== Segment start ==

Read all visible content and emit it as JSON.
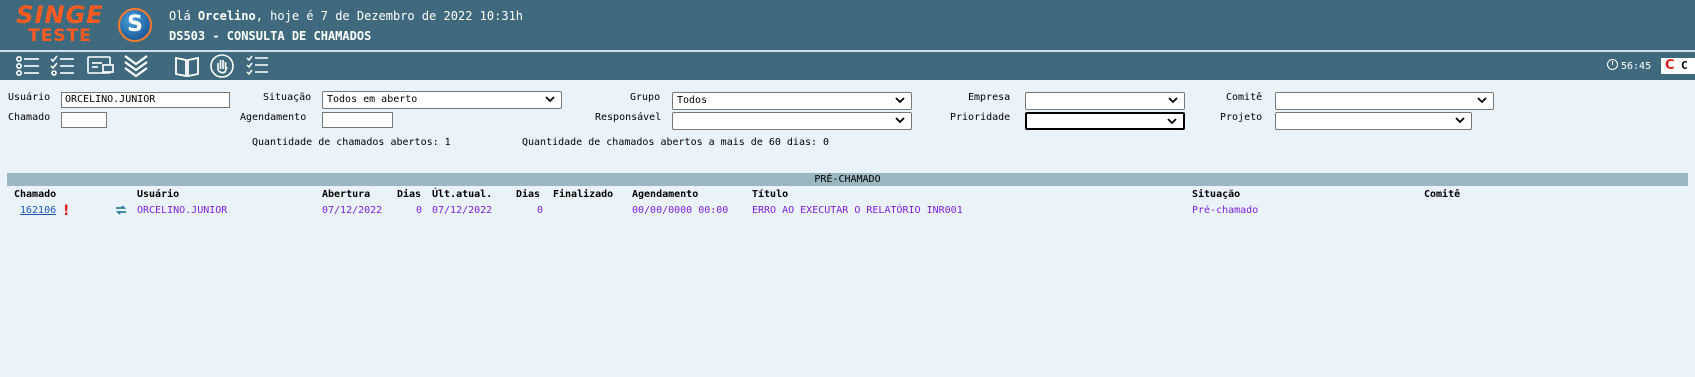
{
  "header": {
    "logo_top": "SINGE",
    "logo_bottom": "TESTE",
    "logo_mark": "S",
    "greeting_prefix": "Olá",
    "user_name": "Orcelino",
    "greeting_suffix": ", hoje é 7 de Dezembro de 2022 10:31h",
    "screen_title": "DS503 - CONSULTA DE CHAMADOS"
  },
  "toolbar": {
    "icons": [
      "list-icon",
      "checklist-icon",
      "card-icon",
      "double-chevron-down-icon",
      "book-icon",
      "hand-stop-icon",
      "task-list-icon"
    ],
    "session_timer": "56:45",
    "close_label": "C"
  },
  "filters": {
    "usuario_label": "Usuário",
    "usuario_value": "ORCELINO.JUNIOR",
    "chamado_label": "Chamado",
    "chamado_value": "",
    "situacao_label": "Situação",
    "situacao_value": "Todos em aberto",
    "agendamento_label": "Agendamento",
    "agendamento_value": "",
    "grupo_label": "Grupo",
    "grupo_value": "Todos",
    "responsavel_label": "Responsável",
    "responsavel_value": "",
    "empresa_label": "Empresa",
    "empresa_value": "",
    "prioridade_label": "Prioridade",
    "prioridade_value": "",
    "comite_label": "Comitê",
    "comite_value": "",
    "projeto_label": "Projeto",
    "projeto_value": "",
    "qtd_abertos": "Quantidade de chamados abertos: 1",
    "qtd_60_dias": "Quantidade de chamados abertos a mais de 60 dias: 0"
  },
  "table": {
    "section_title": "PRÉ-CHAMADO",
    "headers": {
      "chamado": "Chamado",
      "usuario": "Usuário",
      "abertura": "Abertura",
      "dias1": "Dias",
      "ult_atual": "Últ.atual.",
      "dias2": "Dias",
      "finalizado": "Finalizado",
      "agendamento": "Agendamento",
      "titulo": "Título",
      "situacao": "Situação",
      "comite": "Comitê"
    },
    "rows": [
      {
        "chamado": "162106",
        "priority_mark": "!",
        "usuario": "ORCELINO.JUNIOR",
        "abertura": "07/12/2022",
        "dias1": "0",
        "ult_atual": "07/12/2022",
        "dias2": "0",
        "finalizado": "",
        "agendamento": "00/00/0000 00:00",
        "titulo": "ERRO AO EXECUTAR O RELATÓRIO INR001",
        "situacao": "Pré-chamado",
        "comite": ""
      }
    ]
  },
  "colors": {
    "header_bg": "#3f6a7e",
    "page_bg": "#eaf3fa",
    "band_bg": "#9bb7c2",
    "row_text": "#7a1fd6",
    "link": "#1b55b5",
    "alert": "#e21b1b",
    "logo": "#ff5a1f"
  }
}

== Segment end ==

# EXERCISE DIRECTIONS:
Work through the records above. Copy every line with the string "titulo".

# ANSWER BOX:
      "titulo": "Título",
        "titulo": "ERRO AO EXECUTAR O RELATÓRIO INR001",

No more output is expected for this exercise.